Description of the task = Restate all of the data below word for word.

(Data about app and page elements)
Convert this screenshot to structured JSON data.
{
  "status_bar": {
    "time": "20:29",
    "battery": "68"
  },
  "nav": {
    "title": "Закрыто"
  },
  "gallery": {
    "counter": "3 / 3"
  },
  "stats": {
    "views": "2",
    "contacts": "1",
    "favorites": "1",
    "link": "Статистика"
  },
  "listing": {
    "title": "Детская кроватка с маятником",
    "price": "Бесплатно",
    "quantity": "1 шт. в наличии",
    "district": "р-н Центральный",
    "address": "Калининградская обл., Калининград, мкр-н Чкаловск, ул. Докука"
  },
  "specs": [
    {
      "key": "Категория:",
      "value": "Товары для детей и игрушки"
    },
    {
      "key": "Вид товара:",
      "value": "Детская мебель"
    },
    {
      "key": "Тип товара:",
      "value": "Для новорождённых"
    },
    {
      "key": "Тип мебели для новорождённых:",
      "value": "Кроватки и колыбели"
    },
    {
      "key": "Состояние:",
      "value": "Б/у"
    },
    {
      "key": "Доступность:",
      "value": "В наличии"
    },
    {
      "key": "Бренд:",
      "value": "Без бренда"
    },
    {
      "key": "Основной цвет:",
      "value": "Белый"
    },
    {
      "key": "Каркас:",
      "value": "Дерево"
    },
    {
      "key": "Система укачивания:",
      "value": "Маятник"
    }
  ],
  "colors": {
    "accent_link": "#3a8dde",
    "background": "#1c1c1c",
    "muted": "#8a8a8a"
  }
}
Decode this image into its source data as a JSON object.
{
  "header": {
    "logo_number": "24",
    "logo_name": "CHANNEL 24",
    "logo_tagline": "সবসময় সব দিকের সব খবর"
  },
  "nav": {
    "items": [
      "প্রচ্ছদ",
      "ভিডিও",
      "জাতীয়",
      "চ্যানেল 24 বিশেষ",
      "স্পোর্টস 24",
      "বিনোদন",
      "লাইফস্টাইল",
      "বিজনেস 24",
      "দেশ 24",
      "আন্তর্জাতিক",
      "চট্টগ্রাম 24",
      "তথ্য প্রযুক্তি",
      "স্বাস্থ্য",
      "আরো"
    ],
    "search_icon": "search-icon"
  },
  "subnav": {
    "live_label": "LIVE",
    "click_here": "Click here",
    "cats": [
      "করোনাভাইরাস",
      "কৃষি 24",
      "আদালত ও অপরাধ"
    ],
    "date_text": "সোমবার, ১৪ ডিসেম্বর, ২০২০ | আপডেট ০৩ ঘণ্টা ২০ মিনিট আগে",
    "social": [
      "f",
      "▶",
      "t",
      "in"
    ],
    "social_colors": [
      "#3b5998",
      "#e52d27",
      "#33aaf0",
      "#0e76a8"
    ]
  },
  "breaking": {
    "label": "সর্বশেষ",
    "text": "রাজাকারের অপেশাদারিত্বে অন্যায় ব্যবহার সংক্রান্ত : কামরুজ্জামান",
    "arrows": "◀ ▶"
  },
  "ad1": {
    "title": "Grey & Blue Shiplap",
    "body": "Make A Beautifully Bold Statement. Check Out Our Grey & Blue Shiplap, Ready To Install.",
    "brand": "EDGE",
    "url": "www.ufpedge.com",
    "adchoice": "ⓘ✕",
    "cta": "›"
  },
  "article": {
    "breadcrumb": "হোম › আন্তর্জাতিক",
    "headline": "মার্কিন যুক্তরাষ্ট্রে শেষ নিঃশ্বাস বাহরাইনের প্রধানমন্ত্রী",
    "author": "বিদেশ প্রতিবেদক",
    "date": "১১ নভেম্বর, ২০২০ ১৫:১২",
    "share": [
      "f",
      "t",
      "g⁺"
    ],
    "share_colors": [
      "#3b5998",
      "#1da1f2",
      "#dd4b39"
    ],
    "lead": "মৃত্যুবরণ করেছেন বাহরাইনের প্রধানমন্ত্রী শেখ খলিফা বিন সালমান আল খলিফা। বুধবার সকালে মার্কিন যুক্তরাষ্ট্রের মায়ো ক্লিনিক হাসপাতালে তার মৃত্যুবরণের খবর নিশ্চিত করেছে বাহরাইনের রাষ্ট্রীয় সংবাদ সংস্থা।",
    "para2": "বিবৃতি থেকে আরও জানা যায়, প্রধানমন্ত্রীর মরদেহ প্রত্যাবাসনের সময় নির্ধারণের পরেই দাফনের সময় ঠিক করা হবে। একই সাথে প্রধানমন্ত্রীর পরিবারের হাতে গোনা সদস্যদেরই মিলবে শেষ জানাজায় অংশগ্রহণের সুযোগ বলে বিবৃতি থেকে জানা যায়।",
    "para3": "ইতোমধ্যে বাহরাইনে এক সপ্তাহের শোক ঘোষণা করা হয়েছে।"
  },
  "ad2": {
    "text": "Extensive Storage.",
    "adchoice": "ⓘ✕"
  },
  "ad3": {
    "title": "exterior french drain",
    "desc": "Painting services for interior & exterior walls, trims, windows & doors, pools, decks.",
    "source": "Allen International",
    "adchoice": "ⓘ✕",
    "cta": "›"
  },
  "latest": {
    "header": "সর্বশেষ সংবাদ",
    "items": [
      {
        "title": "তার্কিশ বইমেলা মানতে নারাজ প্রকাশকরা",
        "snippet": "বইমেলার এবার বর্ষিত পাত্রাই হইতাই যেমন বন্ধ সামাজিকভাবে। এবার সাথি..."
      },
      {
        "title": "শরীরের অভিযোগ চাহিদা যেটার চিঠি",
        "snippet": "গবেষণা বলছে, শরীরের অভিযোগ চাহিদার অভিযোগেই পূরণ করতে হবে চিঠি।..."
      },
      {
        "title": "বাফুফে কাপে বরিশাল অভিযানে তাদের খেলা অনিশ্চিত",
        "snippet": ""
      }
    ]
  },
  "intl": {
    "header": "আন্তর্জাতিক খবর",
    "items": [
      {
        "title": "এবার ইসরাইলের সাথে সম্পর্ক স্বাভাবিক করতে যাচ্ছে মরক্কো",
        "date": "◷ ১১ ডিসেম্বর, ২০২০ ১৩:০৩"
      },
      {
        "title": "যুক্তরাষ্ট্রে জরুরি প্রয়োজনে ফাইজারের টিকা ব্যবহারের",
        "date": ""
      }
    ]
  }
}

Answer section =
Convert this screenshot to structured JSON data.
{
  "status_bar": {
    "time": "20:29",
    "battery": "68"
  },
  "nav": {
    "title": "Закрыто"
  },
  "gallery": {
    "counter": "3 / 3"
  },
  "stats": {
    "views": "2",
    "contacts": "1",
    "favorites": "1",
    "link": "Статистика"
  },
  "listing": {
    "title": "Детская кроватка с маятником",
    "price": "Бесплатно",
    "quantity": "1 шт. в наличии",
    "district": "р-н Центральный",
    "address": "Калининградская обл., Калининград, мкр-н Чкаловск, ул. Докука"
  },
  "specs": [
    {
      "key": "Категория:",
      "value": "Товары для детей и игрушки"
    },
    {
      "key": "Вид товара:",
      "value": "Детская мебель"
    },
    {
      "key": "Тип товара:",
      "value": "Для новорождённых"
    },
    {
      "key": "Тип мебели для новорождённых:",
      "value": "Кроватки и колыбели"
    },
    {
      "key": "Состояние:",
      "value": "Б/у"
    },
    {
      "key": "Доступность:",
      "value": "В наличии"
    },
    {
      "key": "Бренд:",
      "value": "Без бренда"
    },
    {
      "key": "Основной цвет:",
      "value": "Белый"
    },
    {
      "key": "Каркас:",
      "value": "Дерево"
    },
    {
      "key": "Система укачивания:",
      "value": "Маятник"
    }
  ],
  "colors": {
    "accent_link": "#3a8dde",
    "background": "#1c1c1c",
    "muted": "#8a8a8a"
  }
}
Decode this image into its source data as a JSON object.
{
  "header": {
    "logo_number": "24",
    "logo_name": "CHANNEL 24",
    "logo_tagline": "সবসময় সব দিকের সব খবর"
  },
  "nav": {
    "items": [
      "প্রচ্ছদ",
      "ভিডিও",
      "জাতীয়",
      "চ্যানেল 24 বিশেষ",
      "স্পোর্টস 24",
      "বিনোদন",
      "লাইফস্টাইল",
      "বিজনেস 24",
      "দেশ 24",
      "আন্তর্জাতিক",
      "চট্টগ্রাম 24",
      "তথ্য প্রযুক্তি",
      "স্বাস্থ্য",
      "আরো"
    ],
    "search_icon": "search-icon"
  },
  "subnav": {
    "live_label": "LIVE",
    "click_here": "Click here",
    "cats": [
      "করোনাভাইরাস",
      "কৃষি 24",
      "আদালত ও অপরাধ"
    ],
    "date_text": "সোমবার, ১৪ ডিসেম্বর, ২০২০ | আপডেট ০৩ ঘণ্টা ২০ মিনিট আগে",
    "social": [
      "f",
      "▶",
      "t",
      "in"
    ],
    "social_colors": [
      "#3b5998",
      "#e52d27",
      "#33aaf0",
      "#0e76a8"
    ]
  },
  "breaking": {
    "label": "সর্বশেষ",
    "text": "রাজাকারের অপেশাদারিত্বে অন্যায় ব্যবহার সংক্রান্ত : কামরুজ্জামান",
    "arrows": "◀ ▶"
  },
  "ad1": {
    "title": "Grey & Blue Shiplap",
    "body": "Make A Beautifully Bold Statement. Check Out Our Grey & Blue Shiplap, Ready To Install.",
    "brand": "EDGE",
    "url": "www.ufpedge.com",
    "adchoice": "ⓘ✕",
    "cta": "›"
  },
  "article": {
    "breadcrumb": "হোম › আন্তর্জাতিক",
    "headline": "মার্কিন যুক্তরাষ্ট্রে শেষ নিঃশ্বাস বাহরাইনের প্রধানমন্ত্রী",
    "author": "বিদেশ প্রতিবেদক",
    "date": "১১ নভেম্বর, ২০২০ ১৫:১২",
    "share": [
      "f",
      "t",
      "g⁺"
    ],
    "share_colors": [
      "#3b5998",
      "#1da1f2",
      "#dd4b39"
    ],
    "lead": "মৃত্যুবরণ করেছেন বাহরাইনের প্রধানমন্ত্রী শেখ খলিফা বিন সালমান আল খলিফা। বুধবার সকালে মার্কিন যুক্তরাষ্ট্রের মায়ো ক্লিনিক হাসপাতালে তার মৃত্যুবরণের খবর নিশ্চিত করেছে বাহরাইনের রাষ্ট্রীয় সংবাদ সংস্থা।",
    "para2": "বিবৃতি থেকে আরও জানা যায়, প্রধানমন্ত্রীর মরদেহ প্রত্যাবাসনের সময় নির্ধারণের পরেই দাফনের সময় ঠিক করা হবে। একই সাথে প্রধানমন্ত্রীর পরিবারের হাতে গোনা সদস্যদেরই মিলবে শেষ জানাজায় অংশগ্রহণের সুযোগ বলে বিবৃতি থেকে জানা যায়।",
    "para3": "ইতোমধ্যে বাহরাইনে এক সপ্তাহের শোক ঘোষণা করা হয়েছে।"
  },
  "ad2": {
    "text": "Extensive Storage.",
    "adchoice": "ⓘ✕"
  },
  "ad3": {
    "title": "exterior french drain",
    "desc": "Painting services for interior & exterior walls, trims, windows & doors, pools, decks.",
    "source": "Allen International",
    "adchoice": "ⓘ✕",
    "cta": "›"
  },
  "latest": {
    "header": "সর্বশেষ সংবাদ",
    "items": [
      {
        "title": "তার্কিশ বইমেলা মানতে নারাজ প্রকাশকরা",
        "snippet": "বইমেলার এবার বর্ষিত পাত্রাই হইতাই যেমন বন্ধ সামাজিকভাবে। এবার সাথি..."
      },
      {
        "title": "শরীরের অভিযোগ চাহিদা যেটার চিঠি",
        "snippet": "গবেষণা বলছে, শরীরের অভিযোগ চাহিদার অভিযোগেই পূরণ করতে হবে চিঠি।..."
      },
      {
        "title": "বাফুফে কাপে বরিশাল অভিযানে তাদের খেলা অনিশ্চিত",
        "snippet": ""
      }
    ]
  },
  "intl": {
    "header": "আন্তর্জাতিক খবর",
    "items": [
      {
        "title": "এবার ইসরাইলের সাথে সম্পর্ক স্বাভাবিক করতে যাচ্ছে মরক্কো",
        "date": "◷ ১১ ডিসেম্বর, ২০২০ ১৩:০৩"
      },
      {
        "title": "যুক্তরাষ্ট্রে জরুরি প্রয়োজনে ফাইজারের টিকা ব্যবহারের",
        "date": ""
      }
    ]
  }
}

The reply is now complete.